Solution – After applying carnauba wax as a mold release agent, a silicone mold making material was painted into the mold. The goal was to create a flexible positive mold that could be removed from the negative mold without destroying either.
Unfortunately, the silicone ran and pooled in the bottom of the mold, leaving the sides tissue thin and unable to withstand being peeled out of the mold. Applying multiple layers to build up thickness was impractical due to time constraints, and the mold material was too expensive to use to completely fill the mold for a solid casting.
Challenge – At this point we were offered access to a reusable mold material called ComposiMold made by a local company collaborating with Campus Ventures. The ComposiMold was perfect for what we needed to do, but we still had the challenge of the reverse angles and how to remove the positive mold after it cured.
Solution – I used my Dremel to remove the overhangs of the reverse angles, and then filled the holes caused by that removal with spackle. A thinned coat of white glue was applied to re-seal the porous surfaces of the patched spots.Now that the mold had straight sides the next challenge was to devise a way to help facilitate pulling the ComposiMold out after it cured. Nail heads suspended from small pieces of wood were placed at regular intervals to act as anchor-points providing additional leverage during de-molding.

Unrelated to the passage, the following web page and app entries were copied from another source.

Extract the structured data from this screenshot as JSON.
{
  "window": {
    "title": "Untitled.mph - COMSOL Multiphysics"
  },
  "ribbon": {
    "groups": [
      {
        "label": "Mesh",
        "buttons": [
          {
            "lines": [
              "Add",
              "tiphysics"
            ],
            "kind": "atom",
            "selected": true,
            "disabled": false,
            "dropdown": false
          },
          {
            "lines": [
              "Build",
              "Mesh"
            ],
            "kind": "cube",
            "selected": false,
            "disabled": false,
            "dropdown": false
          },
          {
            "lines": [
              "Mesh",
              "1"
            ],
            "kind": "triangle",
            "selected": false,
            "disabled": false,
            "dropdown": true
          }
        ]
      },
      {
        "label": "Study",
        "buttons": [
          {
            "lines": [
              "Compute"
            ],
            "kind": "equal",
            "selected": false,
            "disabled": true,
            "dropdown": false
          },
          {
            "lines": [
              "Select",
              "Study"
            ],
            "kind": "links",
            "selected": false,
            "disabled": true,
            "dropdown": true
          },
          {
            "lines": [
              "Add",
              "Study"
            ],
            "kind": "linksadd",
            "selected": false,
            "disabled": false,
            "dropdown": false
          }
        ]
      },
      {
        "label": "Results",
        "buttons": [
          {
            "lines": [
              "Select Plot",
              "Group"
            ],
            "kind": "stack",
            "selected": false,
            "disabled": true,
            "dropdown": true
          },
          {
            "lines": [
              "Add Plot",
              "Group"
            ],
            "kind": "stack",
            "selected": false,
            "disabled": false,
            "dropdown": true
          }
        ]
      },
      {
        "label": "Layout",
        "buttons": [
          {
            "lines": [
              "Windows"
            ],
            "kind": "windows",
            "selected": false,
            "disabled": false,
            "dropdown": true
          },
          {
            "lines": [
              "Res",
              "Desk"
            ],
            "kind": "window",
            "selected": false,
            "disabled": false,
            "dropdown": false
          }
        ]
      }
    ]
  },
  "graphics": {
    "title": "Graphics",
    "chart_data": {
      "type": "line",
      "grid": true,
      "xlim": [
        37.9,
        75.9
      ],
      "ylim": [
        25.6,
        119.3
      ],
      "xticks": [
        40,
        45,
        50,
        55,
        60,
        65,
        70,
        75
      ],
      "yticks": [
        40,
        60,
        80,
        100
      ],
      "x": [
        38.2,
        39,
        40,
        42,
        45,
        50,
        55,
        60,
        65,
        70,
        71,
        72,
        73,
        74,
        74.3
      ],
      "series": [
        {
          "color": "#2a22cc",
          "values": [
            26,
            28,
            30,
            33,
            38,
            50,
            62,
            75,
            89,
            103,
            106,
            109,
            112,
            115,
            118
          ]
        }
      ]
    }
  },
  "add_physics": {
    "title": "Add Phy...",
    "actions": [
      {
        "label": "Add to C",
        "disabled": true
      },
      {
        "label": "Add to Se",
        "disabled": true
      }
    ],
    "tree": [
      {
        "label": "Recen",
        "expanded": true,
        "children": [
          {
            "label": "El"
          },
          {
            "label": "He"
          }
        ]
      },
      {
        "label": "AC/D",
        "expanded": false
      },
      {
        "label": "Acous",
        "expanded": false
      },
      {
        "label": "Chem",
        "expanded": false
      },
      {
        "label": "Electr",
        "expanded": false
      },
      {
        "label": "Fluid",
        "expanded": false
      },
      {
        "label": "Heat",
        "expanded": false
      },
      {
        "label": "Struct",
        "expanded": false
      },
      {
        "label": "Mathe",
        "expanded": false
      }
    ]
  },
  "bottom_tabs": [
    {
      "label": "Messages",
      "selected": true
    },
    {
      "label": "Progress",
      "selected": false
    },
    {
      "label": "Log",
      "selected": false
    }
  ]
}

Now with the ComposiMold in hand, the project starts to pick up speed. It melts readily in the microwave when heated in 30 second bursts and stirred in between heatings. It poured smoothly and spread evenly throughout the mold.Twenty-four hours later it pulled easily from the mold with minimal effort. The pieces of wood were carefully removed and the nails nipped off at the surface.
Now with a positive mold laying the fiberglass became dramatically easier. The random fiber direction “cat fur” fiberglass was used for its ease of pressing it into tight corners and getting good coverage of complex curves. The loose cross-weave fabric was much more convenient to use and held its shape better than the cat fur and was used to cover holes and wrap around the figure to seal the two halves together.
The ComposiMold pulled out of the fiberglass shell just as easily as the papier mache mold. The ComposiMold was then re-melted, after the nail heads were removed, and re-used for the second half of the balloon animal.
Each half was trimmed, sanded and dressed in preparation for being mated together. The next step was to build up a base around each leg to allow it to be free-standing. I rolled strips of fabric into “logs” before saturating them in the matrix and wrapping it around the feet to build up bases. Two blocks were wrapped in the white silicone-coated, non-stick paper to support the model while the bases dried.
Strips of loose cross-weave fiberglass were wrapped around the piece joining the two halves together and sealing any holes that remained in the structure of the piece.
I am pleased with the final result and think that we were successful but even more than that I’m pleased with the journey of challenge and discovery that we worked our way through. I learned how to make a balloon animal, how to work with papier mache, the utility of ComposiMold and different characteristics of fiberglass weaves and some do’s and don’t’s of mixing up resin.
My secondary goal was also successful. The balloon project got people talking and got people interested. At one point in the shop, someone who I had never met came in and said “Is that the balloon animal? I heard about that.” That kind of buzz can only be good for morale and can help to keep people engaged.
www.ComposiTherm.com to order